ACTIVITY>
Identify all lines below that hold "placeholder" and collect them.

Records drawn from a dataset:
%%
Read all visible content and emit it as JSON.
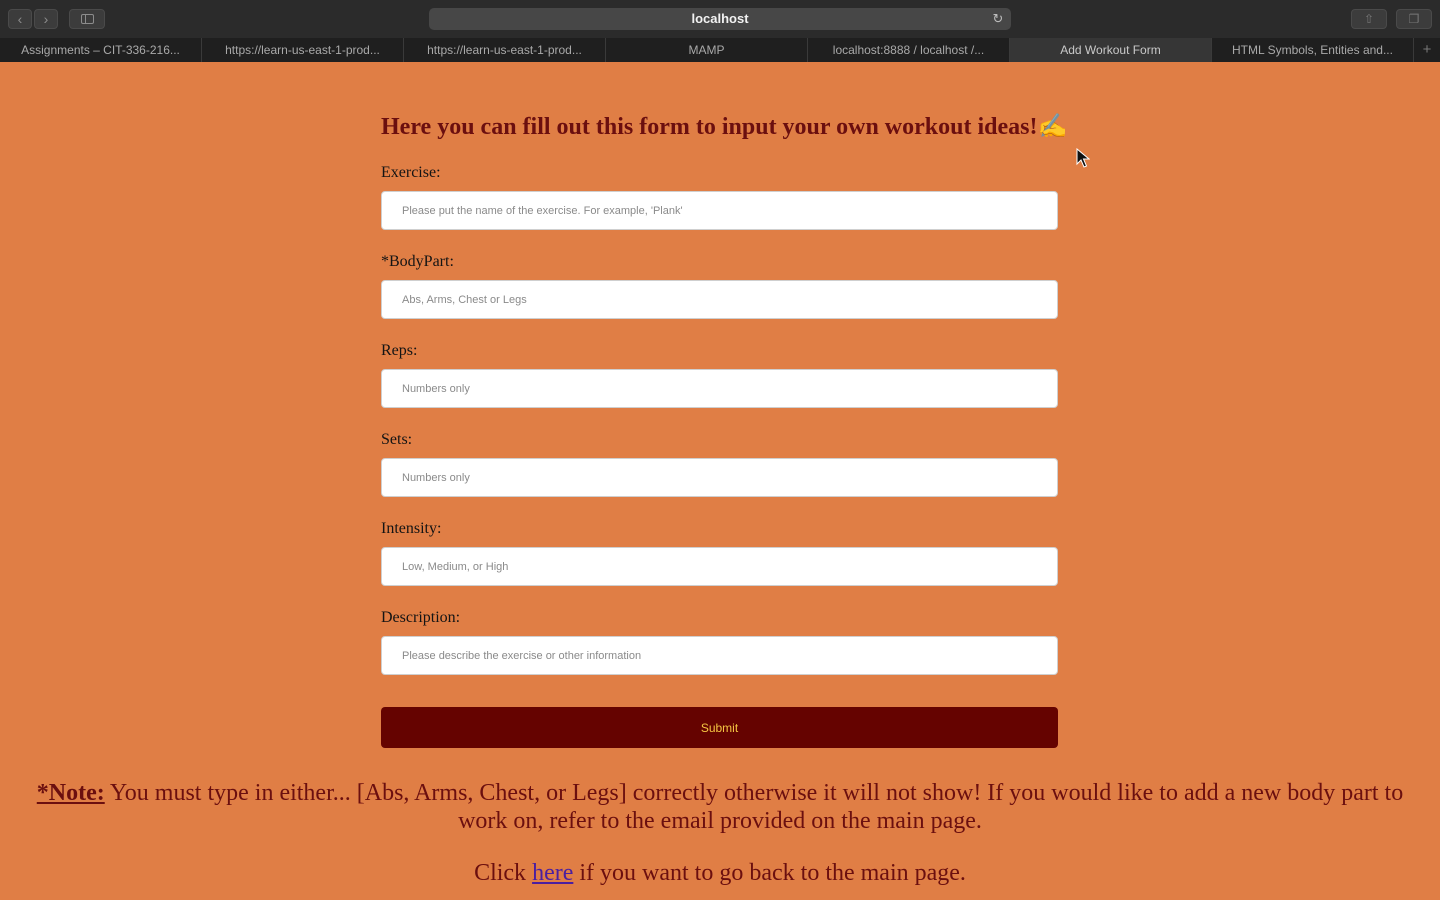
{
  "browser": {
    "url": "localhost",
    "reload_icon": "↻",
    "tabs": [
      {
        "label": "Assignments – CIT-336-216...",
        "active": false
      },
      {
        "label": "https://learn-us-east-1-prod...",
        "active": false
      },
      {
        "label": "https://learn-us-east-1-prod...",
        "active": false
      },
      {
        "label": "MAMP",
        "active": false
      },
      {
        "label": "localhost:8888 / localhost /...",
        "active": false
      },
      {
        "label": "Add Workout Form",
        "active": true
      },
      {
        "label": "HTML Symbols, Entities and...",
        "active": false
      }
    ],
    "new_tab": "+"
  },
  "form": {
    "title": "Here you can fill out this form to input your own workout ideas!✍",
    "fields": [
      {
        "label": "Exercise:",
        "placeholder": "Please put the name of the exercise. For example, 'Plank'"
      },
      {
        "label": "*BodyPart:",
        "placeholder": "Abs, Arms, Chest or Legs"
      },
      {
        "label": "Reps:",
        "placeholder": "Numbers only"
      },
      {
        "label": "Sets:",
        "placeholder": "Numbers only"
      },
      {
        "label": "Intensity:",
        "placeholder": "Low, Medium, or High"
      },
      {
        "label": "Description:",
        "placeholder": "Please describe the exercise or other information"
      }
    ],
    "submit_label": "Submit"
  },
  "note": {
    "label": "*Note:",
    "text": " You must type in either... [Abs, Arms, Chest, or Legs] correctly otherwise it will not show! If you would like to add a new body part to work on, refer to the email provided on the main page."
  },
  "back": {
    "before": "Click ",
    "link": "here",
    "after": " if you want to go back to the main page."
  },
  "colors": {
    "page_background": "#e07e45",
    "title": "#6b0f0f",
    "submit_background": "#650300",
    "submit_text": "#f5c542",
    "link": "#4b1fa0"
  }
}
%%
REPLY TO THE TASK>
        "placeholder": "Please put the name of the exercise. For example, 'Plank'"
        "placeholder": "Abs, Arms, Chest or Legs"
        "placeholder": "Numbers only"
        "placeholder": "Numbers only"
        "placeholder": "Low, Medium, or High"
        "placeholder": "Please describe the exercise or other information"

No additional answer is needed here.